### Directions for this task
Retype the listing in full. Change nothing.

### Source data
◇ ◇ ◇ ◇ ◇

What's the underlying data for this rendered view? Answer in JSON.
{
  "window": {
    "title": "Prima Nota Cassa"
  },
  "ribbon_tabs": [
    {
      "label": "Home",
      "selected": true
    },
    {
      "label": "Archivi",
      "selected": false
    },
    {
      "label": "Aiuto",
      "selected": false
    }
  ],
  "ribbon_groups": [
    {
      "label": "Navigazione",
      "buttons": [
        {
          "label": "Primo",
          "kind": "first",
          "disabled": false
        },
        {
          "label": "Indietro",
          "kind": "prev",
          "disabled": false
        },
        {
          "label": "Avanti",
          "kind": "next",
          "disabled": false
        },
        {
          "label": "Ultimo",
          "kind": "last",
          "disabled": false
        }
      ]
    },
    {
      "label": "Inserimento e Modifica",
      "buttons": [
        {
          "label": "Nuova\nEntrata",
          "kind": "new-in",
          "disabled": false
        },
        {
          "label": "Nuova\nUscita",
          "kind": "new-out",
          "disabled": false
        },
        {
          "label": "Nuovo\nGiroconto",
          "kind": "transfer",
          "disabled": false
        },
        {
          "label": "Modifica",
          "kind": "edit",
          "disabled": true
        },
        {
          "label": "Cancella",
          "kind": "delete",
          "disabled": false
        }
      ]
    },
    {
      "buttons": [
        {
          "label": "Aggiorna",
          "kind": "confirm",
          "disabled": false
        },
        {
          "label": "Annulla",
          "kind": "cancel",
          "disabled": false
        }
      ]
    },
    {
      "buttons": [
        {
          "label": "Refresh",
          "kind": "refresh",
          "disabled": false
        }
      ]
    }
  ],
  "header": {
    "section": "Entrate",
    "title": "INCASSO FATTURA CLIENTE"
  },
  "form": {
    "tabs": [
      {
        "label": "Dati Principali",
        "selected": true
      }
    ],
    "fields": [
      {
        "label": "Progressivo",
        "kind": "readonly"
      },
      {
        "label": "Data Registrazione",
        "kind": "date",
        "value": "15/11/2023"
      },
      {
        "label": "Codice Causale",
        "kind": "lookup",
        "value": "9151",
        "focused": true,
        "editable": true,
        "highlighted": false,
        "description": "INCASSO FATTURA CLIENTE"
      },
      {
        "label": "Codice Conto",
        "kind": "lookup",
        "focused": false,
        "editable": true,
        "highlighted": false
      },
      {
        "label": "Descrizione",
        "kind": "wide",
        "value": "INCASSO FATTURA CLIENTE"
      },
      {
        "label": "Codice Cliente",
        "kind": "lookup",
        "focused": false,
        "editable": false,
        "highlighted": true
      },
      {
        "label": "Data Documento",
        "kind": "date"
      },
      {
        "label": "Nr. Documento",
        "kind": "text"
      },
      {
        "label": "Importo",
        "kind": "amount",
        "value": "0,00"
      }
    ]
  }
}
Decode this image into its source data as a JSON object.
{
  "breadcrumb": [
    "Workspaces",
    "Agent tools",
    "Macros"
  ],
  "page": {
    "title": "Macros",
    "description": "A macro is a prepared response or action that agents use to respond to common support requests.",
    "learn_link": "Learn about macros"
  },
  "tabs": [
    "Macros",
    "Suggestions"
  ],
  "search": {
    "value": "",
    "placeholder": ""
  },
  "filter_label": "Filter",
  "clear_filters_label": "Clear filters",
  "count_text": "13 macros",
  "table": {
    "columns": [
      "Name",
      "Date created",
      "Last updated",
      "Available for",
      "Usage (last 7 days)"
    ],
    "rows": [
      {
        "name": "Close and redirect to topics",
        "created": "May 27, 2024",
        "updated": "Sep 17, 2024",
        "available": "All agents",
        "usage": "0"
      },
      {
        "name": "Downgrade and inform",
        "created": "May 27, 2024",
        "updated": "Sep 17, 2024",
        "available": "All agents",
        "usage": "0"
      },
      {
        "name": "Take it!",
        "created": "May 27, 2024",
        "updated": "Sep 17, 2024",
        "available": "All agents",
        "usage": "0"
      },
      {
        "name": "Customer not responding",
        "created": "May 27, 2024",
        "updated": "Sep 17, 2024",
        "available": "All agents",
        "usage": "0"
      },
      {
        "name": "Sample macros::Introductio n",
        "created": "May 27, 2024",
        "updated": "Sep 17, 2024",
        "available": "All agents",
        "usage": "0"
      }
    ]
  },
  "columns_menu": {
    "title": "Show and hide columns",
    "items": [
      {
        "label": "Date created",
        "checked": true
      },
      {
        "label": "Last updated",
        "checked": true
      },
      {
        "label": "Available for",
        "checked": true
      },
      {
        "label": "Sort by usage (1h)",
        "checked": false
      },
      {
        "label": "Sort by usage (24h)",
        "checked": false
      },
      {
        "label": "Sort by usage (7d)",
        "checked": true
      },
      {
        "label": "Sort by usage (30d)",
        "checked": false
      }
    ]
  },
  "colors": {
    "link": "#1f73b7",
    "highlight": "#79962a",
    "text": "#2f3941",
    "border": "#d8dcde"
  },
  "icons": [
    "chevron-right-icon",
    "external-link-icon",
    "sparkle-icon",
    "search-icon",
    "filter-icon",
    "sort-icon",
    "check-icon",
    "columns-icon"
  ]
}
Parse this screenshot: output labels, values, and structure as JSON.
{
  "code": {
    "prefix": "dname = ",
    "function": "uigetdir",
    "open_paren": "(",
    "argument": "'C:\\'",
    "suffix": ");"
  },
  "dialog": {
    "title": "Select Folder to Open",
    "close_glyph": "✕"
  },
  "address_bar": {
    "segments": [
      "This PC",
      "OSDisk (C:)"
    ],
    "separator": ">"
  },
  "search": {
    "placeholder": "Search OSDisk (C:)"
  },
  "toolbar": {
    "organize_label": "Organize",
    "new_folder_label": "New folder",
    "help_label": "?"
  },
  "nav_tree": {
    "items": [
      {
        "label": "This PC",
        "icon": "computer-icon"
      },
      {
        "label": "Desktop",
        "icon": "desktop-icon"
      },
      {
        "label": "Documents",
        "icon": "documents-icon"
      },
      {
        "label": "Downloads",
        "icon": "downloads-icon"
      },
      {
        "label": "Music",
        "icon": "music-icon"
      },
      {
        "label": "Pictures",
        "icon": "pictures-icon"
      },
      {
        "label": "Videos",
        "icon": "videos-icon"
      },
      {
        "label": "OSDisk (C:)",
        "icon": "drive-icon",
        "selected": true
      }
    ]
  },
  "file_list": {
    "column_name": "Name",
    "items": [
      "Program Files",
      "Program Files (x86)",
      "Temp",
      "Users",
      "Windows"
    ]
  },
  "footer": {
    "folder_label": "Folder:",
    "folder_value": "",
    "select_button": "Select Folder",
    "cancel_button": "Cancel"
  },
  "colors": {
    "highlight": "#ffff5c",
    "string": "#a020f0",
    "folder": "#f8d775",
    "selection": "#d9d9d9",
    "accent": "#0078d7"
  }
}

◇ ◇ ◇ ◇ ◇

### Task solution
What's the underlying data for this rendered view? Answer in JSON.
{
  "window": {
    "title": "Prima Nota Cassa"
  },
  "ribbon_tabs": [
    {
      "label": "Home",
      "selected": true
    },
    {
      "label": "Archivi",
      "selected": false
    },
    {
      "label": "Aiuto",
      "selected": false
    }
  ],
  "ribbon_groups": [
    {
      "label": "Navigazione",
      "buttons": [
        {
          "label": "Primo",
          "kind": "first",
          "disabled": false
        },
        {
          "label": "Indietro",
          "kind": "prev",
          "disabled": false
        },
        {
          "label": "Avanti",
          "kind": "next",
          "disabled": false
        },
        {
          "label": "Ultimo",
          "kind": "last",
          "disabled": false
        }
      ]
    },
    {
      "label": "Inserimento e Modifica",
      "buttons": [
        {
          "label": "Nuova\nEntrata",
          "kind": "new-in",
          "disabled": false
        },
        {
          "label": "Nuova\nUscita",
          "kind": "new-out",
          "disabled": false
        },
        {
          "label": "Nuovo\nGiroconto",
          "kind": "transfer",
          "disabled": false
        },
        {
          "label": "Modifica",
          "kind": "edit",
          "disabled": true
        },
        {
          "label": "Cancella",
          "kind": "delete",
          "disabled": false
        }
      ]
    },
    {
      "buttons": [
        {
          "label": "Aggiorna",
          "kind": "confirm",
          "disabled": false
        },
        {
          "label": "Annulla",
          "kind": "cancel",
          "disabled": false
        }
      ]
    },
    {
      "buttons": [
        {
          "label": "Refresh",
          "kind": "refresh",
          "disabled": false
        }
      ]
    }
  ],
  "header": {
    "section": "Entrate",
    "title": "INCASSO FATTURA CLIENTE"
  },
  "form": {
    "tabs": [
      {
        "label": "Dati Principali",
        "selected": true
      }
    ],
    "fields": [
      {
        "label": "Progressivo",
        "kind": "readonly"
      },
      {
        "label": "Data Registrazione",
        "kind": "date",
        "value": "15/11/2023"
      },
      {
        "label": "Codice Causale",
        "kind": "lookup",
        "value": "9151",
        "focused": true,
        "editable": true,
        "highlighted": false,
        "description": "INCASSO FATTURA CLIENTE"
      },
      {
        "label": "Codice Conto",
        "kind": "lookup",
        "focused": false,
        "editable": true,
        "highlighted": false
      },
      {
        "label": "Descrizione",
        "kind": "wide",
        "value": "INCASSO FATTURA CLIENTE"
      },
      {
        "label": "Codice Cliente",
        "kind": "lookup",
        "focused": false,
        "editable": false,
        "highlighted": true
      },
      {
        "label": "Data Documento",
        "kind": "date"
      },
      {
        "label": "Nr. Documento",
        "kind": "text"
      },
      {
        "label": "Importo",
        "kind": "amount",
        "value": "0,00"
      }
    ]
  }
}
Decode this image into its source data as a JSON object.
{
  "breadcrumb": [
    "Workspaces",
    "Agent tools",
    "Macros"
  ],
  "page": {
    "title": "Macros",
    "description": "A macro is a prepared response or action that agents use to respond to common support requests.",
    "learn_link": "Learn about macros"
  },
  "tabs": [
    "Macros",
    "Suggestions"
  ],
  "search": {
    "value": "",
    "placeholder": ""
  },
  "filter_label": "Filter",
  "clear_filters_label": "Clear filters",
  "count_text": "13 macros",
  "table": {
    "columns": [
      "Name",
      "Date created",
      "Last updated",
      "Available for",
      "Usage (last 7 days)"
    ],
    "rows": [
      {
        "name": "Close and redirect to topics",
        "created": "May 27, 2024",
        "updated": "Sep 17, 2024",
        "available": "All agents",
        "usage": "0"
      },
      {
        "name": "Downgrade and inform",
        "created": "May 27, 2024",
        "updated": "Sep 17, 2024",
        "available": "All agents",
        "usage": "0"
      },
      {
        "name": "Take it!",
        "created": "May 27, 2024",
        "updated": "Sep 17, 2024",
        "available": "All agents",
        "usage": "0"
      },
      {
        "name": "Customer not responding",
        "created": "May 27, 2024",
        "updated": "Sep 17, 2024",
        "available": "All agents",
        "usage": "0"
      },
      {
        "name": "Sample macros::Introductio n",
        "created": "May 27, 2024",
        "updated": "Sep 17, 2024",
        "available": "All agents",
        "usage": "0"
      }
    ]
  },
  "columns_menu": {
    "title": "Show and hide columns",
    "items": [
      {
        "label": "Date created",
        "checked": true
      },
      {
        "label": "Last updated",
        "checked": true
      },
      {
        "label": "Available for",
        "checked": true
      },
      {
        "label": "Sort by usage (1h)",
        "checked": false
      },
      {
        "label": "Sort by usage (24h)",
        "checked": false
      },
      {
        "label": "Sort by usage (7d)",
        "checked": true
      },
      {
        "label": "Sort by usage (30d)",
        "checked": false
      }
    ]
  },
  "colors": {
    "link": "#1f73b7",
    "highlight": "#79962a",
    "text": "#2f3941",
    "border": "#d8dcde"
  },
  "icons": [
    "chevron-right-icon",
    "external-link-icon",
    "sparkle-icon",
    "search-icon",
    "filter-icon",
    "sort-icon",
    "check-icon",
    "columns-icon"
  ]
}
Parse this screenshot: output labels, values, and structure as JSON.
{
  "code": {
    "prefix": "dname = ",
    "function": "uigetdir",
    "open_paren": "(",
    "argument": "'C:\\'",
    "suffix": ");"
  },
  "dialog": {
    "title": "Select Folder to Open",
    "close_glyph": "✕"
  },
  "address_bar": {
    "segments": [
      "This PC",
      "OSDisk (C:)"
    ],
    "separator": ">"
  },
  "search": {
    "placeholder": "Search OSDisk (C:)"
  },
  "toolbar": {
    "organize_label": "Organize",
    "new_folder_label": "New folder",
    "help_label": "?"
  },
  "nav_tree": {
    "items": [
      {
        "label": "This PC",
        "icon": "computer-icon"
      },
      {
        "label": "Desktop",
        "icon": "desktop-icon"
      },
      {
        "label": "Documents",
        "icon": "documents-icon"
      },
      {
        "label": "Downloads",
        "icon": "downloads-icon"
      },
      {
        "label": "Music",
        "icon": "music-icon"
      },
      {
        "label": "Pictures",
        "icon": "pictures-icon"
      },
      {
        "label": "Videos",
        "icon": "videos-icon"
      },
      {
        "label": "OSDisk (C:)",
        "icon": "drive-icon",
        "selected": true
      }
    ]
  },
  "file_list": {
    "column_name": "Name",
    "items": [
      "Program Files",
      "Program Files (x86)",
      "Temp",
      "Users",
      "Windows"
    ]
  },
  "footer": {
    "folder_label": "Folder:",
    "folder_value": "",
    "select_button": "Select Folder",
    "cancel_button": "Cancel"
  },
  "colors": {
    "highlight": "#ffff5c",
    "string": "#a020f0",
    "folder": "#f8d775",
    "selection": "#d9d9d9",
    "accent": "#0078d7"
  }
}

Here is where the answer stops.